If you’re interested in becoming a foster parent and would like to learn more, then we’d love to hear from you.

Simply fill in the form below and one of our friendly team will be in touch.

The company takes the requirements of GDPR seriously in ensuring the privacy and lawful processing of personal data provided to us by you. Please view our privacy notice which explains how the company will manage and use your personal data.

By using this form you agree with the storage and handling of your data by this website.

Frequently asked questions

What checks are carried out as part of the application?

To help find out whether fostering is right for you, we’ll carry out a number of checks on you and your home. These include: Police checks, a standard safety check on your home, employment references, school references, financial stability checks, health checks and personal references.  You can read more about each check on our checks and references page.

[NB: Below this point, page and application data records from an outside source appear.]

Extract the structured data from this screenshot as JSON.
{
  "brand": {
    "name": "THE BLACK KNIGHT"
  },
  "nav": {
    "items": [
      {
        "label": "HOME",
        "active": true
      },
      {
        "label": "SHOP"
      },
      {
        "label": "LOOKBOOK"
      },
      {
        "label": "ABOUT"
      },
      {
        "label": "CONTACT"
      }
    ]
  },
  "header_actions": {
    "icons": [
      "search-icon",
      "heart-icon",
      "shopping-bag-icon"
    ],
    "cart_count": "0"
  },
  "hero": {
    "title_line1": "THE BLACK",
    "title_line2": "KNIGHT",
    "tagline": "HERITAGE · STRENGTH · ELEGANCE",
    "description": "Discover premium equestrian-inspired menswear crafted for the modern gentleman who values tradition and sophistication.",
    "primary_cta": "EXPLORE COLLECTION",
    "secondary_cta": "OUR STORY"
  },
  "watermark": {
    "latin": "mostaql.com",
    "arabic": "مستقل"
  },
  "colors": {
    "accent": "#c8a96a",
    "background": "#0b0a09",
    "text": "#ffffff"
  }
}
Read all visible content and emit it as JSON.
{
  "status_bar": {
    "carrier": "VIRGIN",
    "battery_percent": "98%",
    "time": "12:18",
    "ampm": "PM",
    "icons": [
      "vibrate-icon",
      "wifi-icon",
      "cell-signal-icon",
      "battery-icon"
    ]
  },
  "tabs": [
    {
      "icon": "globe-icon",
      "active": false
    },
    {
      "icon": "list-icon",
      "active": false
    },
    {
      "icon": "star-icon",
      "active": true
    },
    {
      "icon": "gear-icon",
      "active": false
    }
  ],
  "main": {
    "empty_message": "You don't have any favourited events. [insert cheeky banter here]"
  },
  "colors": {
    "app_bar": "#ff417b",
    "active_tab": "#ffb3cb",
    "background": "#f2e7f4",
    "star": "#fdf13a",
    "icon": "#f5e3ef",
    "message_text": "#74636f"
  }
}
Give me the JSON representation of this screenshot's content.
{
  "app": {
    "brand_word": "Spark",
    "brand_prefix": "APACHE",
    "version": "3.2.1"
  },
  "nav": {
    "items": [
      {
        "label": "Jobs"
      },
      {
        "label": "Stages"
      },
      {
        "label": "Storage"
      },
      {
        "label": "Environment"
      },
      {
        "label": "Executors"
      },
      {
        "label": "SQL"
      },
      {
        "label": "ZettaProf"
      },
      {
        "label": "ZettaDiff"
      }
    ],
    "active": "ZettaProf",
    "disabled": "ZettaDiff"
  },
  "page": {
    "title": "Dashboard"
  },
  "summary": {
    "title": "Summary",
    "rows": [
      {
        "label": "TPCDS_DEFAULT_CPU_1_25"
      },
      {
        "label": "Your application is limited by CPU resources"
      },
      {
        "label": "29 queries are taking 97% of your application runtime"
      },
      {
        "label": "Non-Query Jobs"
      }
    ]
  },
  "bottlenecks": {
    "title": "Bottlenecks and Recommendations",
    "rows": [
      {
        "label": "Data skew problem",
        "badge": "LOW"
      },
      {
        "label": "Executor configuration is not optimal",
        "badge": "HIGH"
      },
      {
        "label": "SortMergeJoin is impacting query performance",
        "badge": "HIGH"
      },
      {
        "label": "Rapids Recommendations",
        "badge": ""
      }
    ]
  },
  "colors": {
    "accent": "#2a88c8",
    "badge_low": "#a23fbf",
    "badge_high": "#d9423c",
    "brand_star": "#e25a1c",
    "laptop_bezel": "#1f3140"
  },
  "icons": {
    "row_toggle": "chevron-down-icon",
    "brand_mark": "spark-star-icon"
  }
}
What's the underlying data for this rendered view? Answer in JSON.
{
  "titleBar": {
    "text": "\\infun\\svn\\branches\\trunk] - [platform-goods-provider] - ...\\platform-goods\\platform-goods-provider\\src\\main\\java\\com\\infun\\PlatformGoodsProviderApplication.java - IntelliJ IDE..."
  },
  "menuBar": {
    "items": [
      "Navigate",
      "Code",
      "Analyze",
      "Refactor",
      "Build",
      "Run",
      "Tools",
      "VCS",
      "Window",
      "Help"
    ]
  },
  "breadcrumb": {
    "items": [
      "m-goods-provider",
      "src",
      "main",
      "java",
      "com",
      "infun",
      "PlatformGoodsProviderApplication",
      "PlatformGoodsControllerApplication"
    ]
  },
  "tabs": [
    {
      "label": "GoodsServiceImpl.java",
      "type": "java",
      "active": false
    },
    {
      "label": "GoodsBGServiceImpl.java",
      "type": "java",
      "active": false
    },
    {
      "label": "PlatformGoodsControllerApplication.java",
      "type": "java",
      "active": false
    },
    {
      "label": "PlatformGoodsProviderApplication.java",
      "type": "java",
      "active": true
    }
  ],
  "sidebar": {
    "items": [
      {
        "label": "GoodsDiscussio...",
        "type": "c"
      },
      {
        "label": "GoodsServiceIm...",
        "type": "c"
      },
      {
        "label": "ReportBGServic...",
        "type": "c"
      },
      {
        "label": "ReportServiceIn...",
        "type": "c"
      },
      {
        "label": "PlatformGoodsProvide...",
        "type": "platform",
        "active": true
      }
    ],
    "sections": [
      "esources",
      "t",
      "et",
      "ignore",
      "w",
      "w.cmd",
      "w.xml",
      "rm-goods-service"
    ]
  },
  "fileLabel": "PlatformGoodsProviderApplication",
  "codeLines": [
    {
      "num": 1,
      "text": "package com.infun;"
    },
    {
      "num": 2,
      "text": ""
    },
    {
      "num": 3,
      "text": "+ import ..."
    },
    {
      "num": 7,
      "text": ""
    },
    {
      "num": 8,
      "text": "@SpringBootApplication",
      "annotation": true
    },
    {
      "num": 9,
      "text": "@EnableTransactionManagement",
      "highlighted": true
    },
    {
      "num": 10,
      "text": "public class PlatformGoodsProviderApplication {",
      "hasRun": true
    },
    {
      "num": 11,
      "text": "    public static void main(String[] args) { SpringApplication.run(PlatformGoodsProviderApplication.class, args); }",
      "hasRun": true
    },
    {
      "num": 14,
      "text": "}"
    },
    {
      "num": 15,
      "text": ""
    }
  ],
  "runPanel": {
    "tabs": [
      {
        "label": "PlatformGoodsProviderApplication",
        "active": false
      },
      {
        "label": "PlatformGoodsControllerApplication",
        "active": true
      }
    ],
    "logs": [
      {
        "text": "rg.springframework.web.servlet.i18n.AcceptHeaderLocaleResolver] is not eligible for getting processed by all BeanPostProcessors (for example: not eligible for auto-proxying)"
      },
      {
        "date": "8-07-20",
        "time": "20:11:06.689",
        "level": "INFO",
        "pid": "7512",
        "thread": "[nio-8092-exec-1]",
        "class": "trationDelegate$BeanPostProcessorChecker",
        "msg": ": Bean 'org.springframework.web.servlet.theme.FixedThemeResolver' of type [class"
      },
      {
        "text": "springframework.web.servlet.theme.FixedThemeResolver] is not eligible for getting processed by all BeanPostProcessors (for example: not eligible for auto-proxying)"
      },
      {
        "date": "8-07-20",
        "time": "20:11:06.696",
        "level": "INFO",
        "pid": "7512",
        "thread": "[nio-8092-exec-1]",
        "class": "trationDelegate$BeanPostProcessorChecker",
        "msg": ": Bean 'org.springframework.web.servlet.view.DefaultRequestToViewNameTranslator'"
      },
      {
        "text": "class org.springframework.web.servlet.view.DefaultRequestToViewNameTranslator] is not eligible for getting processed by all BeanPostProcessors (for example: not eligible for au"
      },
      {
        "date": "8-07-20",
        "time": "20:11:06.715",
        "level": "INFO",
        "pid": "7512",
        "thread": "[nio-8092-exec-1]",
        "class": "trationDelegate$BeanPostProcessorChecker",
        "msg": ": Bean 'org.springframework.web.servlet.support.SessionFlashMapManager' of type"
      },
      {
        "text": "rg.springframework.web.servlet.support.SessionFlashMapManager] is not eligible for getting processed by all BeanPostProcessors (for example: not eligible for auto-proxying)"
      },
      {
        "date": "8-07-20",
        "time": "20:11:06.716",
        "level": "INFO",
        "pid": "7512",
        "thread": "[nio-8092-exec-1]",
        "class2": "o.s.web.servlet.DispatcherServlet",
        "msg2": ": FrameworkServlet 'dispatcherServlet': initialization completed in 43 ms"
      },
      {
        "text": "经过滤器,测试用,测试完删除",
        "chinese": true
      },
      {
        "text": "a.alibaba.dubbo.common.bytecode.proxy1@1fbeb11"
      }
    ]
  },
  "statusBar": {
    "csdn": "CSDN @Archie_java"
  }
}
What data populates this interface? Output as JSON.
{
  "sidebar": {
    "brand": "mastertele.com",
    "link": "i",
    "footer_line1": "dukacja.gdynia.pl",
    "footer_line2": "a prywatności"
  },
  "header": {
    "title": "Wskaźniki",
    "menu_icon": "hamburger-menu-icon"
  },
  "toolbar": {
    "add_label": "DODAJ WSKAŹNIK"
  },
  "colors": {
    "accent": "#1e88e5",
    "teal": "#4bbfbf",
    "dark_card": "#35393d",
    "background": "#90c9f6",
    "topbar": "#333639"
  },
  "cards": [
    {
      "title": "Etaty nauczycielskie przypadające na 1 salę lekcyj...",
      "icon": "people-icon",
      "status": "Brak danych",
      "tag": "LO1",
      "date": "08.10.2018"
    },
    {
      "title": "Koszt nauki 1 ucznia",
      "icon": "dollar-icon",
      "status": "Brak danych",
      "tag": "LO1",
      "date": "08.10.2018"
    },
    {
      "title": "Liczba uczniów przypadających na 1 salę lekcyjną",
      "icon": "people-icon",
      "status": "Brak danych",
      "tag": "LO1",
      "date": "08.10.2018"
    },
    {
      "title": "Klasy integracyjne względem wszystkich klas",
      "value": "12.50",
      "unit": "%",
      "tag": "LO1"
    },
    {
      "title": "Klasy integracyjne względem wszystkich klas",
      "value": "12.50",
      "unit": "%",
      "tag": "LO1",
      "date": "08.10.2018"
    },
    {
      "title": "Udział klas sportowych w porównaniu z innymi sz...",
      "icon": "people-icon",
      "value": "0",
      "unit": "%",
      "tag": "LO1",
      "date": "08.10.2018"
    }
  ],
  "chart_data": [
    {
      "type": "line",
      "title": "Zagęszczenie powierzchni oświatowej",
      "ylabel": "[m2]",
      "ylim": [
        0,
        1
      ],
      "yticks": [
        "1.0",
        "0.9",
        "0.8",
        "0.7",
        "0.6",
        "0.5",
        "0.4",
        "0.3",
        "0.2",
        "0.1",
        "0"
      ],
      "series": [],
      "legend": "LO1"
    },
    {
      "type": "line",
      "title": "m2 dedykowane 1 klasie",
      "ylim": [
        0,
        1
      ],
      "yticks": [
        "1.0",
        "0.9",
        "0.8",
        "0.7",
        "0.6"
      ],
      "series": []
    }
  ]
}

How long does the fostering application take?

The length of the application process can vary from carer to carer. On average, it takes around 4 - 6 months to complete your assessment and be approved as a foster carer. Visit our How to become a foster parent page to find out more about what’s involved.

Does it cost me money to apply?

In most cases no, it doesn't as we cover most costs. There are a few exceptions, such as if you've lived abroad, you'll need to apply for a criminal record check in that county and will be liable for the cost of that check, which we will refund if you are approved. Some foster parents need to make small changes to there home to meet the health and safety standards and you will need to cover the cost of that too. All homes need to have a gas certificate to ensure a child will be safe and the cost of this is covered by the applicant.

Can I apply to be a foster parent online?

Yes you can. You can enquire with us here. Following a home visit, you can complete your application online securely on our website and we will give you the link to enable you do do this.

Can’t find what you’re looking for?

Call us on 0800 077 8159

Fostering People Limited, Suite D, The Point, Welbeck Road, West Bridgford, Nottingham, NG2 7QW